***** RECORD EXTRACTS *****

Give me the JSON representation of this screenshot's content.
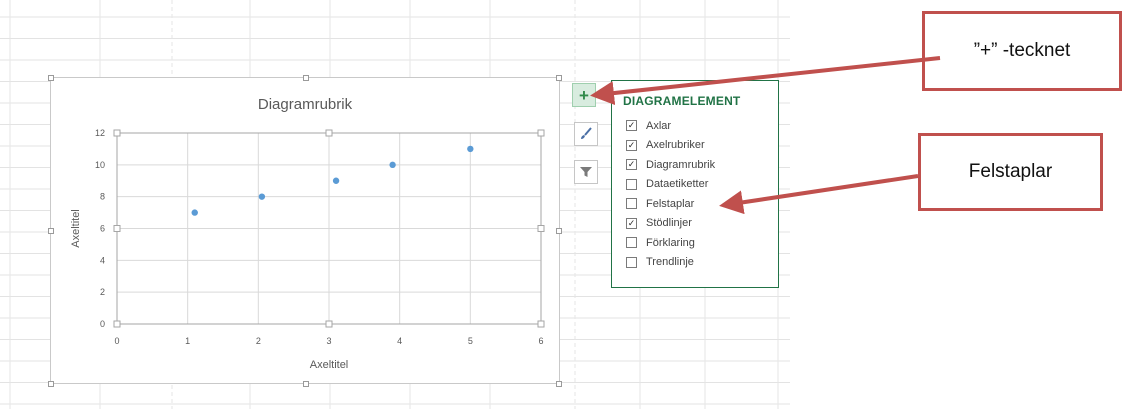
{
  "chart": {
    "title": "Diagramrubrik",
    "xlabel": "Axeltitel",
    "ylabel": "Axeltitel"
  },
  "chart_data": {
    "type": "scatter",
    "title": "Diagramrubrik",
    "xlabel": "Axeltitel",
    "ylabel": "Axeltitel",
    "xlim": [
      0,
      6
    ],
    "ylim": [
      0,
      12
    ],
    "xticks": [
      0,
      1,
      2,
      3,
      4,
      5,
      6
    ],
    "yticks": [
      0,
      2,
      4,
      6,
      8,
      10,
      12
    ],
    "grid": true,
    "series": [
      {
        "x": [
          1.1,
          2.05,
          3.1,
          3.9,
          5.0
        ],
        "y": [
          7,
          8,
          9,
          10,
          11
        ],
        "color": "#5b9bd5"
      }
    ]
  },
  "side_buttons": [
    {
      "icon": "plus-icon",
      "state": "active"
    },
    {
      "icon": "paintbrush-icon"
    },
    {
      "icon": "filter-icon"
    }
  ],
  "panel": {
    "title": "DIAGRAMELEMENT",
    "items": [
      {
        "label": "Axlar",
        "checked": true
      },
      {
        "label": "Axelrubriker",
        "checked": true
      },
      {
        "label": "Diagramrubrik",
        "checked": true
      },
      {
        "label": "Dataetiketter",
        "checked": false
      },
      {
        "label": "Felstaplar",
        "checked": false
      },
      {
        "label": "Stödlinjer",
        "checked": true
      },
      {
        "label": "Förklaring",
        "checked": false
      },
      {
        "label": "Trendlinje",
        "checked": false
      }
    ]
  },
  "callouts": {
    "plus": "”+” -tecknet",
    "felstaplar": "Felstaplar"
  },
  "colors": {
    "accent": "#217346",
    "callout": "#c0504d",
    "marker": "#5b9bd5"
  }
}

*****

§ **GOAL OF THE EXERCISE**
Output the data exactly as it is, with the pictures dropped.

§ **WRITTEN ANSWER**
Give me the JSON representation of this screenshot's content.
{
  "chart": {
    "title": "Diagramrubrik",
    "xlabel": "Axeltitel",
    "ylabel": "Axeltitel"
  },
  "chart_data": {
    "type": "scatter",
    "title": "Diagramrubrik",
    "xlabel": "Axeltitel",
    "ylabel": "Axeltitel",
    "xlim": [
      0,
      6
    ],
    "ylim": [
      0,
      12
    ],
    "xticks": [
      0,
      1,
      2,
      3,
      4,
      5,
      6
    ],
    "yticks": [
      0,
      2,
      4,
      6,
      8,
      10,
      12
    ],
    "grid": true,
    "series": [
      {
        "x": [
          1.1,
          2.05,
          3.1,
          3.9,
          5.0
        ],
        "y": [
          7,
          8,
          9,
          10,
          11
        ],
        "color": "#5b9bd5"
      }
    ]
  },
  "side_buttons": [
    {
      "icon": "plus-icon",
      "state": "active"
    },
    {
      "icon": "paintbrush-icon"
    },
    {
      "icon": "filter-icon"
    }
  ],
  "panel": {
    "title": "DIAGRAMELEMENT",
    "items": [
      {
        "label": "Axlar",
        "checked": true
      },
      {
        "label": "Axelrubriker",
        "checked": true
      },
      {
        "label": "Diagramrubrik",
        "checked": true
      },
      {
        "label": "Dataetiketter",
        "checked": false
      },
      {
        "label": "Felstaplar",
        "checked": false
      },
      {
        "label": "Stödlinjer",
        "checked": true
      },
      {
        "label": "Förklaring",
        "checked": false
      },
      {
        "label": "Trendlinje",
        "checked": false
      }
    ]
  },
  "callouts": {
    "plus": "”+” -tecknet",
    "felstaplar": "Felstaplar"
  },
  "colors": {
    "accent": "#217346",
    "callout": "#c0504d",
    "marker": "#5b9bd5"
  }
}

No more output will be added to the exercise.